One of the first steps toward preparing for the pump* is the 72-hour Continuous Glucose Monitoring (CGM). On a Monday, I went to my doctor’s office and a sensor was inserted into my abdomen that would take blood glucose readings every 5-minutes. This data would be downloaded when they removed the sensor on Thursday.

Not my stomach, BTW

So, for three days, I had a little plastic pod thing attached to me. It only hurt when the needle inserted the cannula (skinny plastic tubing) under my skin. The needle is removed and the pod is taped tightly so the cannula will not be disturbed. I could go swimming, exercise or anything I wanted to do. Within reason they said. Obviously they don’t know me very well, but I would try to behave myself.

At first, having a foreign object on me felt strange and I was super aware of it being there. Once I got home and doing things around the house, I forgot all about it. I didn’t mind it at all. It made no sounds, I felt no vibrations from it. No pain either. The little pod just hung out with me and took its little samples. Which meant no more Christmas cookie nibbling for me. 😦

It reminded me of those science fiction shows about humans with robotic RoboGma parts. You know, like the bionic woman, but it my case it was closer to Robo Grandma.

I can hear Rod Serling now…   ‘A woman is implanted with a surveillance device – a ‘bug’ if you will, to track the glucose in her bloodstream and send it to her doctor. What she does not know, is that it sends other data to the NSA.’

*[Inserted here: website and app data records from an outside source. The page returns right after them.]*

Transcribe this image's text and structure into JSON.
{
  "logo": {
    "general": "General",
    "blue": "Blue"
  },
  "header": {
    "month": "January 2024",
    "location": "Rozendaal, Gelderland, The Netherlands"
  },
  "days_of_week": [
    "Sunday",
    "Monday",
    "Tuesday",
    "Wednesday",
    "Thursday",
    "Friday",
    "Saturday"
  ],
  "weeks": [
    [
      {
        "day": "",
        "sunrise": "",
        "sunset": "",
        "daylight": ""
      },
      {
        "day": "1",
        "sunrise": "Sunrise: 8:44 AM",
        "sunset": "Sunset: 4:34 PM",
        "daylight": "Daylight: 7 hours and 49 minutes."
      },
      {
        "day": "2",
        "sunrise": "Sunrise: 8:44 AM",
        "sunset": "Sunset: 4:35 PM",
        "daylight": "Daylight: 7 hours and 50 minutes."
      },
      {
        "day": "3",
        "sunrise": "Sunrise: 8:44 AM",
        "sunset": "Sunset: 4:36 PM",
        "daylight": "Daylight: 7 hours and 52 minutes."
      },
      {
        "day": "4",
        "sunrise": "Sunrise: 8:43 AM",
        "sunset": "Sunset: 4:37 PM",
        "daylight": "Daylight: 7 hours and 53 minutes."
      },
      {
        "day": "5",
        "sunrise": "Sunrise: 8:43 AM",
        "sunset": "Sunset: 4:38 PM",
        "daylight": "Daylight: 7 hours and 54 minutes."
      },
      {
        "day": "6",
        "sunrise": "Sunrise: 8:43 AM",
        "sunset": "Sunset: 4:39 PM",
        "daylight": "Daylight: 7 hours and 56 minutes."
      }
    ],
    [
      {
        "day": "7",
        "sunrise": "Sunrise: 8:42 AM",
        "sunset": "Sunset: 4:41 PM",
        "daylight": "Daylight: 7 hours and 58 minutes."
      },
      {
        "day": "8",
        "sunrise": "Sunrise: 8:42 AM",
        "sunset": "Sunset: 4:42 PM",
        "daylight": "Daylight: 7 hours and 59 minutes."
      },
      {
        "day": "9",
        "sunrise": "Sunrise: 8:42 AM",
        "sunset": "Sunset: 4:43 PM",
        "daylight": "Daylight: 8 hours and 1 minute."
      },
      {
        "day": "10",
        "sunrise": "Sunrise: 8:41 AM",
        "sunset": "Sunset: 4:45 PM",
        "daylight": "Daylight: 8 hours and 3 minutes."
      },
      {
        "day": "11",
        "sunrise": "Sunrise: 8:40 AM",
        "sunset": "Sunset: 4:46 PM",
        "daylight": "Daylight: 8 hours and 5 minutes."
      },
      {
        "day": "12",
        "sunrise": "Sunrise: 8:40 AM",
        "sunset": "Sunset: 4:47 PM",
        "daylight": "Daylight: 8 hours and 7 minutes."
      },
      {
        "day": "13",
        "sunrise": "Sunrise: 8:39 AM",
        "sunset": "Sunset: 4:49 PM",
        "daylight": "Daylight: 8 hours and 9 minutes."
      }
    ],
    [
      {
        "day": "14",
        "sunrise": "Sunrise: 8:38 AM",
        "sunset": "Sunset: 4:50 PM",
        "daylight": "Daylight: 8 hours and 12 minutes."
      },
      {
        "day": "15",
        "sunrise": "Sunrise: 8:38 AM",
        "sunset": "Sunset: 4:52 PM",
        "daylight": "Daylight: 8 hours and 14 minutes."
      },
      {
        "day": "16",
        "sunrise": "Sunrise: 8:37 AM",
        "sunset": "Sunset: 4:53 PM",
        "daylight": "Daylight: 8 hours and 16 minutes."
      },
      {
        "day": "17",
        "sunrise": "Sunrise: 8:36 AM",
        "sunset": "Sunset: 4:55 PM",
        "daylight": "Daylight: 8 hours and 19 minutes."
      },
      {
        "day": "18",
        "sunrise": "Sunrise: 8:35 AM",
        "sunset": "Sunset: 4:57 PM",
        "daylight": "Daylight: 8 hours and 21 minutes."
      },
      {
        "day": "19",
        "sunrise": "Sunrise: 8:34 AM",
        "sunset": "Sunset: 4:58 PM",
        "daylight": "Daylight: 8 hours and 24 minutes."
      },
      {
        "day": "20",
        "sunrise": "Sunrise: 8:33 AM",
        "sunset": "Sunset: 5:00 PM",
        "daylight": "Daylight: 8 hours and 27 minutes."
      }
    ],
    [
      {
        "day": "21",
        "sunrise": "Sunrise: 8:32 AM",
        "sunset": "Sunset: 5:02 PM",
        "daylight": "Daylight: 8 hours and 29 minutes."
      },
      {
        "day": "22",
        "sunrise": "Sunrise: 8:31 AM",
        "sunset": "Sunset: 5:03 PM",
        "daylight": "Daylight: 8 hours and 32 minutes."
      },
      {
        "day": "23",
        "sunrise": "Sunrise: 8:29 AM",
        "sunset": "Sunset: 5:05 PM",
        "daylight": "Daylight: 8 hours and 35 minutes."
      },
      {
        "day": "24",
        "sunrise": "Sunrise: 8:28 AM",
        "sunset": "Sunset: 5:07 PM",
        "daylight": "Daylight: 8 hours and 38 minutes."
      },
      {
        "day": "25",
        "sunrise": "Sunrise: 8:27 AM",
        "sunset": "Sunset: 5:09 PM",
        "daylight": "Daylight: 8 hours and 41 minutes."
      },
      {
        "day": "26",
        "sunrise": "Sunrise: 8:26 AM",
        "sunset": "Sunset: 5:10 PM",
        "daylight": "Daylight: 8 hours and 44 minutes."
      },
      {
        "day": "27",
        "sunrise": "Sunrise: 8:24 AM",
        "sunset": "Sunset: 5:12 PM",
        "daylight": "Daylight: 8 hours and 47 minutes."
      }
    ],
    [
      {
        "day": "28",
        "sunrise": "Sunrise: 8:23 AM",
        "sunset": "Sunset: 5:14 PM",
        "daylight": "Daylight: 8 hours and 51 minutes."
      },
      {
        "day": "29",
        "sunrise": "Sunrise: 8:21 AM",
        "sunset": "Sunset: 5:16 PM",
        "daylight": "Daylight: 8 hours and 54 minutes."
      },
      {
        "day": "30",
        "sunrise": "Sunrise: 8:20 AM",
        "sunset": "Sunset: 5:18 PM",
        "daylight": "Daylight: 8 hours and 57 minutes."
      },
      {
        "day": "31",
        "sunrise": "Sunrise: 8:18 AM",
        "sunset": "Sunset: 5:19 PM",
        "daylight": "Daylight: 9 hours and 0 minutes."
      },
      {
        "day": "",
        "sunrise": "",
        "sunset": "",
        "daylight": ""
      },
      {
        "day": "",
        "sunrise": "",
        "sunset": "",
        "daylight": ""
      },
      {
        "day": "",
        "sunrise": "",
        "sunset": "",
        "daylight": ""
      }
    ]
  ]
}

* Not all health providers have the same rules and requirements, so this procedure may not be required.

photo credit: achadwick

photo credit: pasukaru76 via photopin cc